Organized by the IG RAS (Institute of Geography, Russian Academy of Sciences) and the MPIO (Max Planck Institute for Ornithology, Radolfzell), the first Russian-German ICARUS kick-off Workshop was held at the Russian Academy of Sciences Headquarter Moscow from November 19th-21st. The 16 winners of the contest "ICARUS Russia" presented their most interesting and challenging scientific experiments for the ICARUS experimental phase which will start in summer 2016 after the launch of ICARUS on the ISS (International Space Station).



Please see the presentations of the projects by following the link: 
scientific presentations

ICARUS side event on CMS/COP11 meeting in Quito/Ecuador on Nov. 7th, 2014

Published by Max Planck Institute on Mon, 11/10/2014 - 11:44

Organized by the Max-Planck-Institute for Ornithology and the University of Konstanz, this event showcased the International Cooperation for Animal Research Using Space (ICARUS) system – a global collaboration of animal scientists establishing satellite-based infrastructure for the observation of small species, including birds, bats and sea turtles. Martin Wilkeski, Max-Planck-Institute for Ornithology, explained the system, highlighting that it consists of both space-borne elements including the International Space Center, and earth-borne elements including miniaturized animal tags.
Participants at the event discussed the importance of ICARUS, including its uses in disaster forecasting, conservation and discovery of unknown migrations.
UNEP/CMS/COP11 final resolution:
"Acknowledging that the ability to increasingly track animals globally will greatly enhance the knowledge base for informed conservation decision making, for example through global tracking initiatives such as ICARUS (International Cooperation for Animal Research Using Space), planned to be implemented on the International Space Station by the German and Russian Aerospace Centres (DLR and Roscosmos) by the end of 2015; "

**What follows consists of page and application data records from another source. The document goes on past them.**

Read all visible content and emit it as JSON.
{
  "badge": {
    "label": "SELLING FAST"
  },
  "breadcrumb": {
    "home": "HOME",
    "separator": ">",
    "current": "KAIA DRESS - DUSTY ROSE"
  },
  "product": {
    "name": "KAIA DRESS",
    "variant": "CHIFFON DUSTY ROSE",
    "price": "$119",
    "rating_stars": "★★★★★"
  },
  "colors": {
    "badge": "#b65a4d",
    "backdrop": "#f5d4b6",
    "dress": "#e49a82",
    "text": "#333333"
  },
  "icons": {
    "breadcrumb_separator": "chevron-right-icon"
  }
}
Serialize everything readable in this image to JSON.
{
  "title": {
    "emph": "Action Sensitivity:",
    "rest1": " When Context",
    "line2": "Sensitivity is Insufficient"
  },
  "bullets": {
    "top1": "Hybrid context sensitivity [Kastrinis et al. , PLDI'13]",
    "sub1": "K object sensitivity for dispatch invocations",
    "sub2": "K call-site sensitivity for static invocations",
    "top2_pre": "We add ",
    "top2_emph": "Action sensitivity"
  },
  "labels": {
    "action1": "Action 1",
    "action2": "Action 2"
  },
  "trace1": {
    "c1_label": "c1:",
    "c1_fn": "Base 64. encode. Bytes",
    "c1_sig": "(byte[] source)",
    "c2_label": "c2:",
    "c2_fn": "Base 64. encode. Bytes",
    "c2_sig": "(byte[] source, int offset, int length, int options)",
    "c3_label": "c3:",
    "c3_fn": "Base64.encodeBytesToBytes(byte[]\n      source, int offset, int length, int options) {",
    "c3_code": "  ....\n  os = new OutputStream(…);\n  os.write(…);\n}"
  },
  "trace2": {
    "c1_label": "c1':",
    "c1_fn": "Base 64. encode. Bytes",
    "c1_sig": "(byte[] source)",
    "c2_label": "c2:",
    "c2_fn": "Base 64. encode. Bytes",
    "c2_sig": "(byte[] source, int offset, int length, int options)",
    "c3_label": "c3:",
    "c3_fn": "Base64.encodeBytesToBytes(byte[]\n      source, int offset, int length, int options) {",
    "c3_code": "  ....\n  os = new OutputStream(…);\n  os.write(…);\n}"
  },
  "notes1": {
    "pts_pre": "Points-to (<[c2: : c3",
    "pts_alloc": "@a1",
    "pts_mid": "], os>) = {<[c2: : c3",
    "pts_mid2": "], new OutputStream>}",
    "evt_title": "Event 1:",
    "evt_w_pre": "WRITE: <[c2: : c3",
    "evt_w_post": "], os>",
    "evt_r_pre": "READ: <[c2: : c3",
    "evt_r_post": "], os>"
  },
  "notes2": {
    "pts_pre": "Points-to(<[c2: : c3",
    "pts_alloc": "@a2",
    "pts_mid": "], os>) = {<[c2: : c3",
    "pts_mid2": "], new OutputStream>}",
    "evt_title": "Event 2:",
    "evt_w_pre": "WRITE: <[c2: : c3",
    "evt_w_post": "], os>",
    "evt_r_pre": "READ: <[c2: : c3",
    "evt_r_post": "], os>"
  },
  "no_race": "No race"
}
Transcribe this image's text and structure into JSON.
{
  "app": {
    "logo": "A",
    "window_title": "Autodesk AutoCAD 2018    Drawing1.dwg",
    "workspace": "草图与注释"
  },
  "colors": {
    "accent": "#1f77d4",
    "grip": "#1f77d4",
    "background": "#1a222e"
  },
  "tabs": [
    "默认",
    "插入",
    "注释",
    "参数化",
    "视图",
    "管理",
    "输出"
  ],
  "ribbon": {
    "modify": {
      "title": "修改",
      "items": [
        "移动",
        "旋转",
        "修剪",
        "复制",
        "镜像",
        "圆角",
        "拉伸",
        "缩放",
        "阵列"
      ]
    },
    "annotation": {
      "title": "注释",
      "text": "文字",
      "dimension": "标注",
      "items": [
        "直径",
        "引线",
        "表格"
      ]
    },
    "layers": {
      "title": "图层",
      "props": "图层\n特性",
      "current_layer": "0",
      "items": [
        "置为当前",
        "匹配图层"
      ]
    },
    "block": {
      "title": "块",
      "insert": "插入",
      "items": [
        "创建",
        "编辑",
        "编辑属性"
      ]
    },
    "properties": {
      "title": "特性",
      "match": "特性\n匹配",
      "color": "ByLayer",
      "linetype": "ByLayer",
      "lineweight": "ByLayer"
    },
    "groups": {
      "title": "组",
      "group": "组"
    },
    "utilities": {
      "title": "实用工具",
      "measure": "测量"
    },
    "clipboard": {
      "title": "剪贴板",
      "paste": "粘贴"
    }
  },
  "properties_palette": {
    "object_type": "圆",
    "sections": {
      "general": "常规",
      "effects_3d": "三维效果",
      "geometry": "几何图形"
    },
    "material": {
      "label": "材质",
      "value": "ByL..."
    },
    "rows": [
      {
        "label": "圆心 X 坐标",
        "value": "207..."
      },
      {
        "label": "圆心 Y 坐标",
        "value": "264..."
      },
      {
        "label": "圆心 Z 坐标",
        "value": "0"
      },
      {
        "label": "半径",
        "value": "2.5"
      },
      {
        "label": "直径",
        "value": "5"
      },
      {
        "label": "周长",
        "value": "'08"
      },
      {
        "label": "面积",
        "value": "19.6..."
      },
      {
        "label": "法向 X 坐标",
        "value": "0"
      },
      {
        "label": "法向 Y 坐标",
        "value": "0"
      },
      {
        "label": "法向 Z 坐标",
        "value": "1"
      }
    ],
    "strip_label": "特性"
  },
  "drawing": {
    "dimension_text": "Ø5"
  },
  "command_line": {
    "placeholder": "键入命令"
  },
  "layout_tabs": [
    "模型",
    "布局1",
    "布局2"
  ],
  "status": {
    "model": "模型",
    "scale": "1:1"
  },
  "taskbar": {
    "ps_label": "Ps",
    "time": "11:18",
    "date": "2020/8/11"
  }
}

Migration ecology (Tracking animal movement)

29. For many migratory species knowledge of their migration routes, the timing of their migration and consequently threats during their migration is missing. Furthermore there is a high number of endangered species, especially smaller ones, where it is unknown if they exhibit migratory behaviour. New technologies, such as those developed under the ICARUS project7, and new methodologies will make tracking of smaller animals feasible. Increasing application of existing animal tracking methodology and adoption of new technology and methods, holds great promise to improve knowledge on the migratory behaviour of many species. Several research institutes and universities advance research on tracking animal movement, including, for example, the Max Planck Institute for Ornithology and the members of ICARUS. Keeping up to date on these new technologies and promoting their use among CMS Parties is an issue that can help bring forward the CMS agenda in the coming years, particularly the Convention’s work on connectivity and ecological networks.